REVIEW by Willard
BEACHWOOD DRIVE, the
edgy new play by Steven Leigh Morris, is the theatrical equivalent of
a film noir. Los Angeles' sexual obsession, vice, pornography, police
ineptitude and murder are explored by Morris (and director Jon Lawrence
Rivera) in bleak, moody fashion. What elevates the play from the B-movie
category is the way it probes the social and psychological forces gripping
the play's characters. With the exception of 11-year-old Katerina (Zoe
Rogers), all of them are not only pressured by the
present but haunted by the past (as revealed in direct address to the
audience). Rocky (Michael Irby) is a descendent of Tongva indians, southern
California's indigenous people who were annihilated by the invading Spaniards;
Nadya (Lena Starostina), is a hooker from Odessa whose parents were killed
by Stalin; Hansonia (Felecia Bell Schafer) is an African-American novelist
just a few generations removed from slavery; Cromwell (Weston I. Nathanson)
is a veteran detective who took part in a lynching as a child; Vera (Lynn
Odell) is a hardboiled Russian madam who believed in the American Dream
but was not only betrayed but corrupted by it. Morris weaves all of these
disparate elements into a narrative that cracks open the glossy shell
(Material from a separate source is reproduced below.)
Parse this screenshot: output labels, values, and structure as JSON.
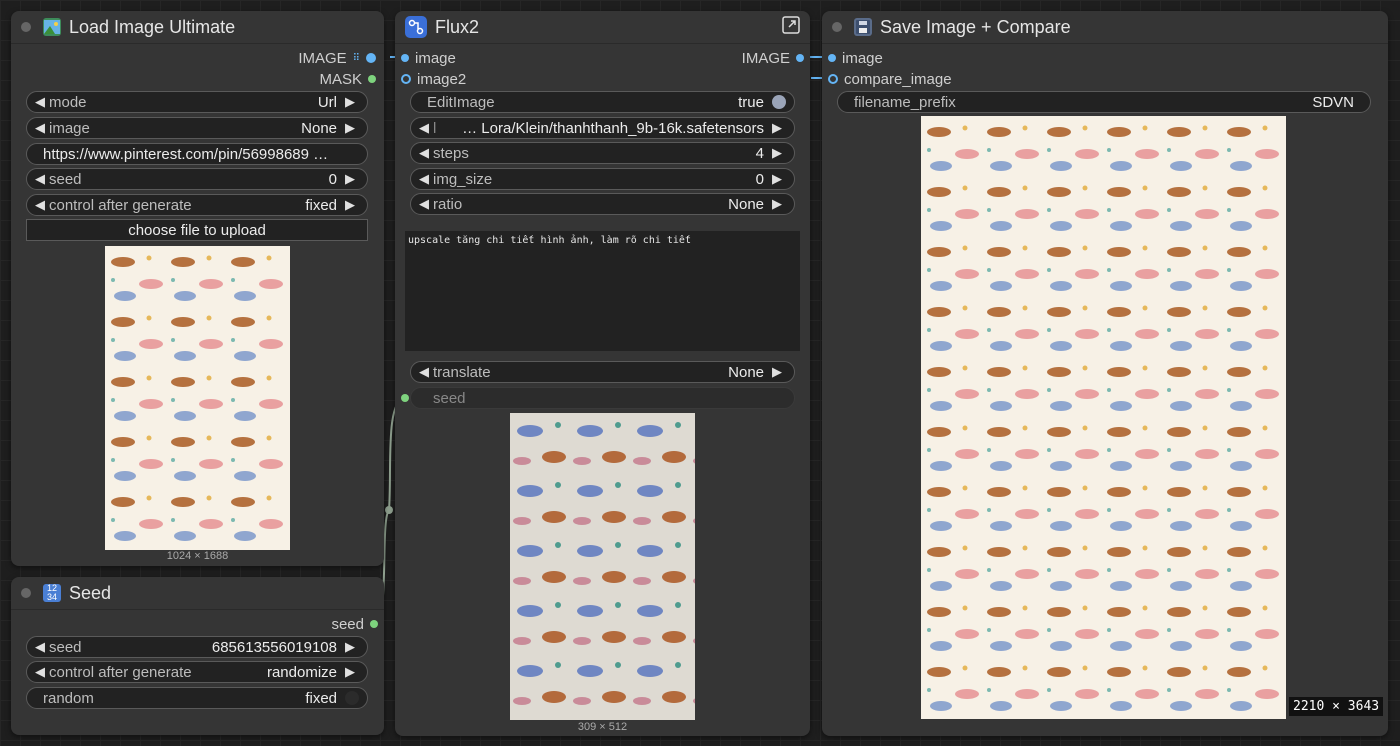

of our society and reveals the blight beneath.
Theatre of NOTE, 1517 N. Cahuenga Blvd. through May 4.
Call (323) 856-8611.